New York, January 10, 1983, James Wolcott, review of SCTV Network, pp. 64-65.
New York Times, October 29, 1983, Janet Maslin, review of Going Berserk, pp. 18-19; November 24, 1983, John O'Connor, review of Second City TV, p. C24; October 6, 1986, John J. O'Connor, review of Really Weird Tales, pp. 25, C18; September 21, 1988, John J. O'Connor, review of Best of SCTV, pp. 16, C22; November 16, 1988, John J. O'Connor, review of Second City's Fifteenth Anniversary Special, pp. B4, C26; June 2, 1989, John J. O'Connor, review of Looking for Miraclesto, pp. B2, C30.
People, November 21, 1983, review of Going Berserk, p. 10; October 1, 1990, review of Maniac Mansion, p. 12.
Record (Bergen County, NJ), August 28, 2000, Dave Mason, review of Freaks and Geeks, p. L9.
Star-Ledger (Newark, NJ), June 17, 2001, Steve Hedgpeth, "Joe Flaherty: Chatscan," p. 28.
Time, November 9, 1981, Jay Cocks, review of SecondCity TV, p. 112; October 29, 1990, Richard Zoglin, review of Maniac Mansion, p. 95.
Toronto Sun, March 31, 1997, Jim Slotek, "Scary Stuff, Huh, Joe Flaherty?"; May 17, 2002, Jim Slotek, "School's a Joke for Flaherty."
US Weekly, June 25, 2001, Tom Conroy, review of GoFish, p. 73.
Variety, July 27, 1988, review of Limited Partners, p. 50; September 3, 1990, review of Partners in Life, p. 81; September 17, 1990, review of Maniac Mansion, p. 105; May 22, 1995, Todd Everett, review of The Show Formerly Known as the Martin Short Show, pp. 41-42.

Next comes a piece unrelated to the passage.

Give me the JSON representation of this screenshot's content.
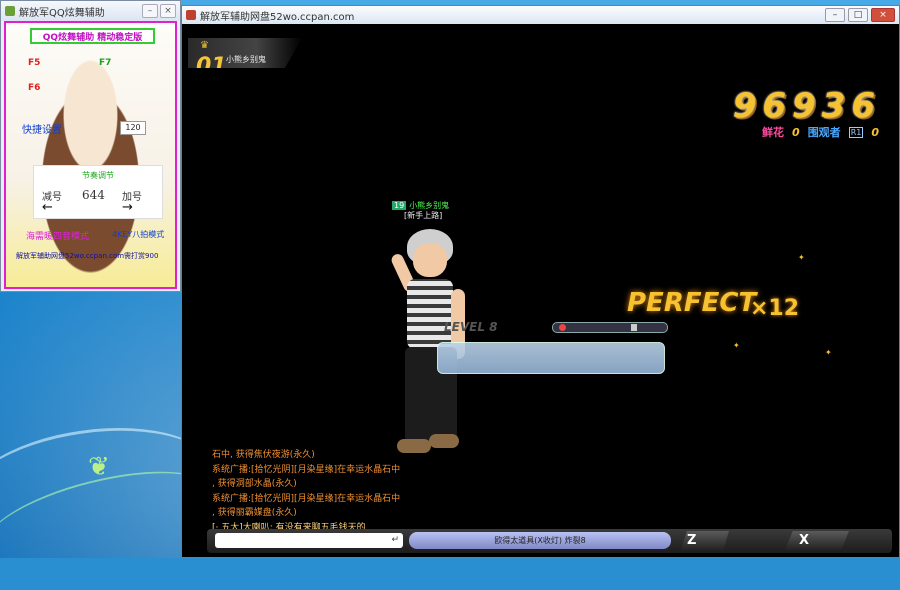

Winston-Salem Journal, June 17, 2001, Tim Clodfelter, "Actor/Comedian Continues to Mature in New Sitcom on NBC," p. D1.
SCTV Episode Guide,http://sctvguide.ca (March 31, 2003).
TV Acres,http://www.tvacres.com/ (March 31, 2003), "Horror Show Hosts: Count Floyd."
TV Tome,http://www.tvtome.com/ (March 27, 2003), "Joe Flaherty."*